This week marked the beginning of the trial of U.S. Army PFC Bradley Manning. From protesters who are arguing against perceived unfair treatment of him under military confinement to starry YouTube videos in his support starring the likes of Maggie Gyllenhaal and Russell Brand (!) to some activists who insist that Manning is Transgendered and goes by the name “Breanna,” there is a LOT going on with this and it can be quite hard to take it all in.
Here’s a primer on some of the basics of the trial to help you understand it a bit more:
Who Is Bradley Manning?
Bradley Manning is an intelligence analyst who has achieved the rank of Private First Class in the United States Army.
Why Is He on Trial?
PFC Manning was arrested for allegedly passing classified material to the website WikiLeaks while stationed in Baghdad, Iraq, including videos of separate airstrikes in both Iraq and Afghanistan and hundreds of thousands of restricted army reports. The
“Collateral Murder” video, as the one set in Iraq is called, depicts a U.S. Attack Helicopter killing 12 civilians and those who attempted to help the wounded.
What Is the Most Serious Charge?
PFC Manning is facing multiple counts, the most serious of which is Uniform Code of Military Justice (UCMJ) Article 104, “Aiding the Enemy,” which is potentially punishable by death.
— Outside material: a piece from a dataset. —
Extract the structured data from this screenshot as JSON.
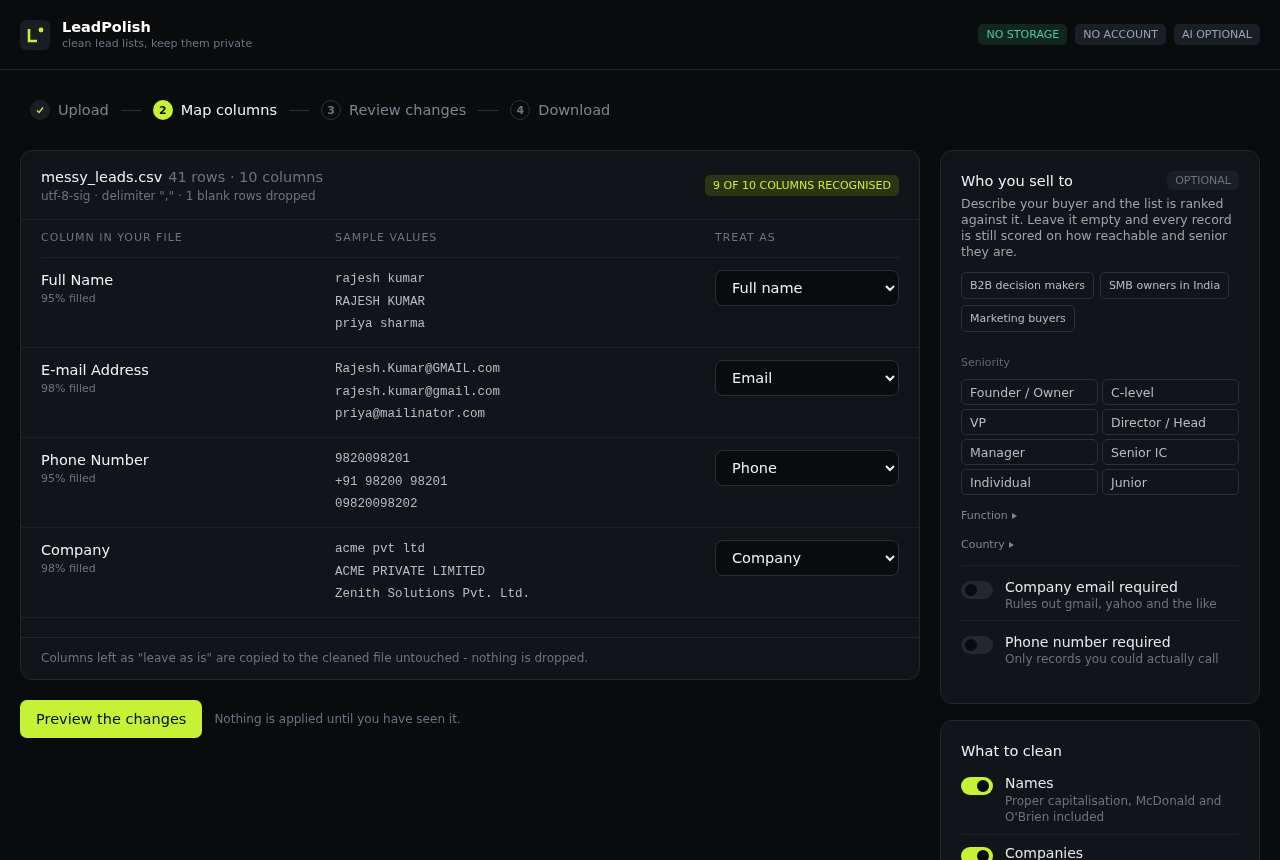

What Does the Prosecution Think?
Prosecutors are portraying Manning not as a heroic whistleblower, but as a deeply unhappy soldier who craved the fame and notoriety that leaking the classified documents would get him.
What Does the Defense Think?
Manning’s defense team insists that he wasn’t a gloryhound, but a troubled and sensitive soldier that was struggling with his gender identity and was deeply disturbed by the daily realities of life on the ground in Iraq.
Is Bradley Manning Gay?
Upon being stationed at Fort Drum, Bradley posted openly on Facebook about his relationship with Brandeis University student Tyler Watkins.
Is Bradley Manning Transgender?
One of the lesser-covered aspects of this trial is PFC Manning’s gender identity. In 2010, Wired Magazine published chat logs between Manning and hacker Adrian Lamo, who would later reveal to the FBI that Manning had confessed to downloading the classified material and passing it on to WikiLeaks. In the logs, Manning states that “ I wouldn’t mind going to prison for the rest of my life, or being executed so much, if it wasn’t for the possibility of having pictures of me… plastered all over the world press… as boy…”
Why Are People Protesting For PFC Manning?
After the arrest, Manning was placed in solitary confinement under “Prevention of Injury” status. He was not allowed to speak to other detainees, could only leave his cell for 20 minutes a day, and had to remove his clothing to sleep among other very restrictive rules. There is some speculation that the “Prevention of Injury” status is due to Manning’s perceived instability due to his gender identity issues, and Manning’s treatment was a cause of international concern, even being addressed by President Obama during a White House press conference. There are also people who see the uncovering of multiple war crimes in the videos and documents he released as being in the grand tradition of whistleblowing, and that he should be seen as a hero and not a criminal.
Why Should I Care?
For anyone invested in LGBT rights, politics, war, or international relations, the Manning trial is important on many fundamental levels. For an LGB community that has only recently gained the right to serve openly in the military and a Transgender
community that continues to fight for that right, PFC Bradley Manning is seen, for better or worse, as a representative of our capabilities in the armed forces. While some call him a traitor and some call him a hero, the trial poses fascinating questions moving forward: Do we as Americans have the right to information that has been classified? Do the ends justify the means? Is it right for the government Manning exposed for war crimes to put him on trial? Everyone has an opinion, and rightly so. Hopefully the information here will give you a basic insight into the trial and motivate you to do some more research.
Note: PFC Manning is being tried as and referred to as a male in all official court proceedings, so we have referred to him as such for those reasons. No insult or disrespect to the transgender community is intended.